Monday's New York Times article on Mexico's economy, focusing on the increase in manufacturing in the same border towns that are centers of gravity for violent crime, is worth reading just to see the companies making the investment in those towns.
For people who follow Mexico news closely, the fact that there is a strong economy and significant manufacturing sector won't be surprising, but it's good to see the story on the front page of a major US newspaper where many readers usually read about the conflict.
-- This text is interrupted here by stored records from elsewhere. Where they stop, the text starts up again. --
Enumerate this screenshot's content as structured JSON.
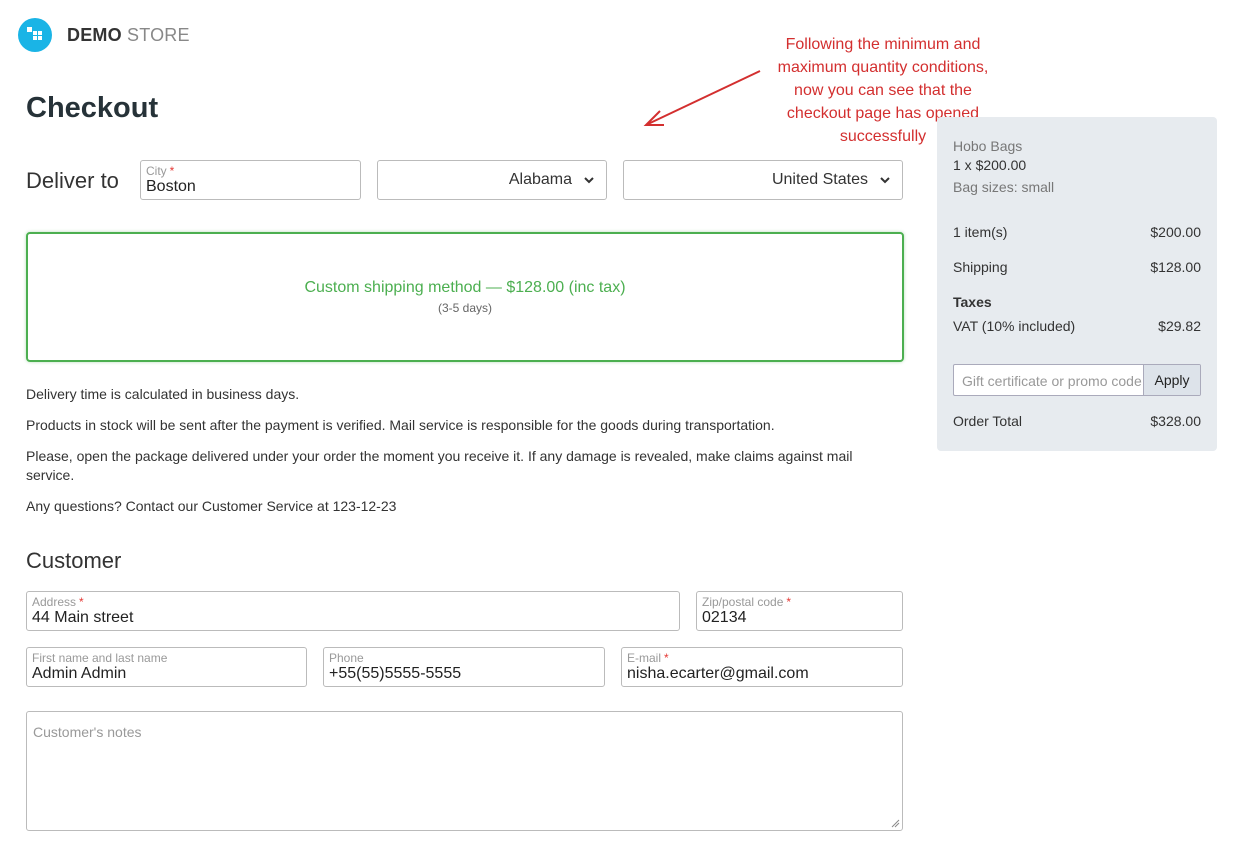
{
  "header": {
    "logo_bold": "DEMO",
    "logo_light": "STORE",
    "logo_icon": "store-logo-icon"
  },
  "page": {
    "title": "Checkout"
  },
  "annotation": {
    "text_lines": [
      "Following the minimum and",
      "maximum quantity conditions,",
      "now you can see that the",
      "checkout page has opened",
      "successfully"
    ],
    "color": "#d32f2f"
  },
  "delivery": {
    "label": "Deliver to",
    "city_label": "City",
    "city_required": "*",
    "city_value": "Boston",
    "state_value": "Alabama",
    "country_value": "United States"
  },
  "shipping": {
    "method": "Custom shipping method — $128.00 (inc tax)",
    "days": "(3-5 days)",
    "accent_color": "#4caf50"
  },
  "info": {
    "lines": [
      "Delivery time is calculated in business days.",
      "Products in stock will be sent after the payment is verified. Mail service is responsible for the goods during transportation.",
      "Please, open the package delivered under your order the moment you receive it. If any damage is revealed, make claims against mail service.",
      "Any questions? Contact our Customer Service at 123-12-23"
    ]
  },
  "customer": {
    "heading": "Customer",
    "address_label": "Address",
    "address_value": "44 Main street",
    "zip_label": "Zip/postal code",
    "zip_value": "02134",
    "name_label": "First name and last name",
    "name_value": "Admin Admin",
    "phone_label": "Phone",
    "phone_value": "+55(55)5555-5555",
    "email_label": "E-mail",
    "email_value": "nisha.ecarter@gmail.com",
    "required_mark": "*",
    "notes_placeholder": "Customer's notes"
  },
  "summary": {
    "product_name": "Hobo Bags",
    "product_qty_price": "1 x $200.00",
    "product_option": "Bag sizes: small",
    "items_label": "1 item(s)",
    "items_amount": "$200.00",
    "shipping_label": "Shipping",
    "shipping_amount": "$128.00",
    "taxes_label": "Taxes",
    "vat_label": "VAT (10% included)",
    "vat_amount": "$29.82",
    "promo_placeholder": "Gift certificate or promo code",
    "apply_label": "Apply",
    "total_label": "Order Total",
    "total_amount": "$328.00"
  }
}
I was thinking about similar issues while I was walking around San Salvador a few months ago. Every statistical measurement says it's one of the world's most dangerous cities and reading the news out of El Salvador makes it sound rather frightening. However, there is also a significant amount of economic activity going on there and there are large parts of the city where you can walk or drive around relatively safely as long as you exercise some common sense.
Violence and organized crime certainly make news and deserve to be covered by the media. It's an epidemic in Latin America that is killing hundreds of people each month. You can't ignore that. At the same time, it's not the only thing going on in Mexico and Central America. The idea that there can be violence and economic activity in the same city or country shouldn't be seen as some sort of strange paradox. Economies certainly do better where there is security and areas that are overrun by criminals chase investment away, but many cities have both insecurity and a working economy coexisting.
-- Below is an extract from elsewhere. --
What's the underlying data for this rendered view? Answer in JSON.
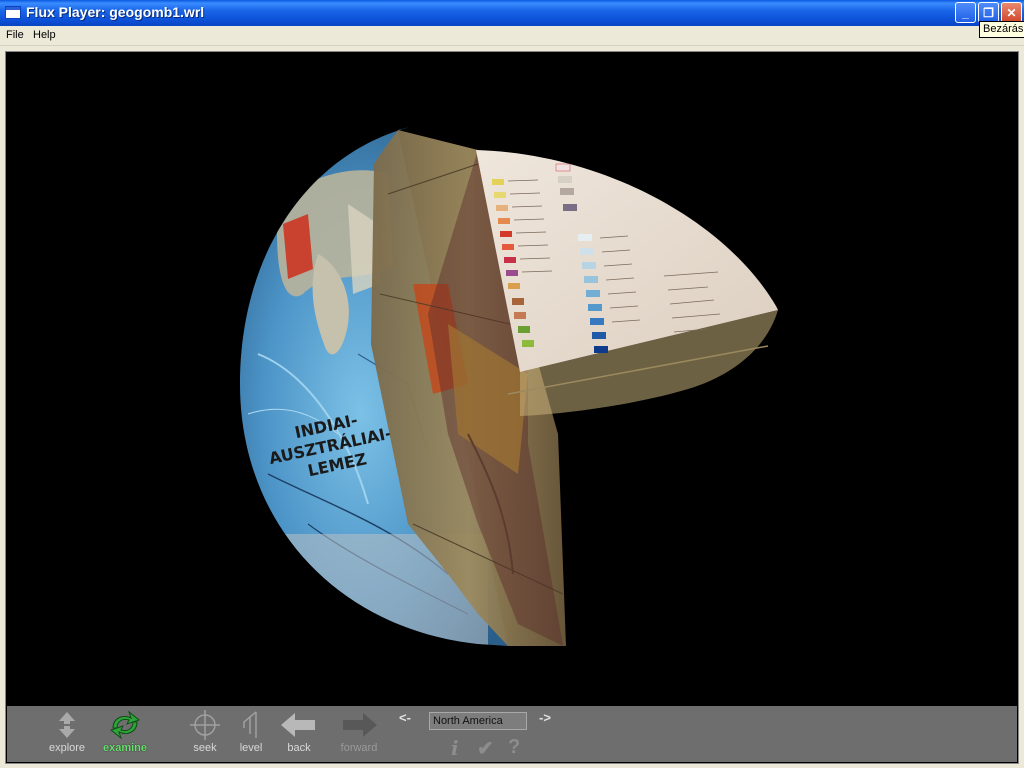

Even considering the serious violence that is occurring, you can travel through most countries in Latin America and find friendly faces and good places to eat and strong investments. I realize I cover organized crime and violence often on my blog, but it's good to remind readers that Latin America is also a great place to be.
(As an addition to that NYT story, I also want to point to the FT special report from late June about investing in Mexico.)